I am terrible at dating.
I think to be good at dating there needs to be a modicum of giving a damn involved, and that is something I just do not have. I don’t want to pretend to be interested in some Tinder dude’s improv show. I just don’t have the time or energy.
I’ve always been bad at dating. The peak of my allure was in the eighth grade, where I think I had a total of two “boyfriends” with whom I slow danced to Ashanti in a gym. From then on, though, I could never bring myself to devote much time and energy to attracting a dude. I preferred to spend said time planning elaborate pranks with my friends or making puffy paint shirts with Dumbledore on them. Yes, I have always been this cool and hip.
So in all fairness, my lame dating history pre-dates my Crohn’s diagnosis, and there’s a solid chance that even if I were in full physical health, I would still be hanging out with a romantic comedy and a pizza on a Friday night. But as it stands I do have Crohn’s, and the being chronically ill thing? Definitely makes the dating thing a bit harder.
I know there are plenty of people out there with chronic illnesses who are in awesome, happy relationships. Maybe those people were better at dating to begin with, like Fonzi or Gigi Hadid, and now they’re found their unicorn person who takes them to doctor’s appointments and binge watches House of Cards with them on bad pain days. Maybe they’ve found someone else with a chronic illness, who really “gets it” and doesn’t get salty if they have to miss out on plans due to a flare. Maybe they’re dating a medical professional who has seen way too much to be grossed out or put off by their less cute symptoms. To those people I say: thank you for existing, and giving me hope I won’t be single forever. Please set me up with your doctor friends.
But as a chronically single 24 year old girl with a random disease, the “date” situation can get a little prickly. Especially in times like now, where I’m in a pretty aggressive flare. Not being able to ingest alcohol means I can’t go out for drinks, killing a key way of meeting and mingling with the opposite sex. I also can’t eat most foods, leading your average guy to think I’m maybe just on some fad juice cleanse. I also worry often about disappointing someone–– even if we go for coffee and they like me, will they quickly grow tired of the fact that during periods of bad health, I’m usually in bed by 8:30?

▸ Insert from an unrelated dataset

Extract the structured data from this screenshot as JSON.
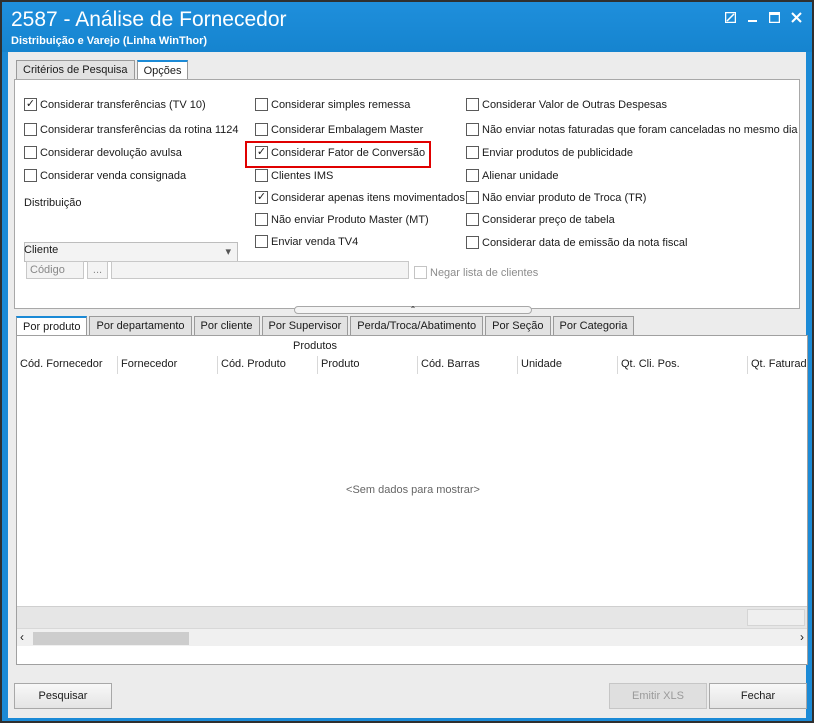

It’s hard, because you just want to scream “I swear I’m fun and normal!” But generally speaking, dudes don’t respond well to being screamed at by strangers? Like I said, dating is hard.
Among my many healthy single friends, an excuse I often hear for not going out on dates is “I’m just too busy” or “I don’t have the time.” While some people will call these excuses a cop out, they’re often legitimate. I’m friends with some badass women who are in grad school, running organizations, and working their way up the ladder in really cool companies. If they don’t have an hour to go for drinks with a CrossFit instructor who wears sandals, I will grant them that.
And so in a different way, I also find it hard to prioritize the little time and energy I have into blind internet dates. When your symptoms mean you only have about three hours of solid energy a day that’s not devoted to being at work, you tend to want to use it for more productive things like going to your doctor’s appointments, or cooking, or seeing a friend. And if that means it takes me a bit longer to find my made-for-me unicorn person, I’ll just have to wait.
So I suppose what I’m saying is, I probably won’t be finding true love anytime soon, unless that love is found in line at Whole Foods while I’m buying a salmon and some V8. Which would be a great meet-cute, so maybe get on that, universe?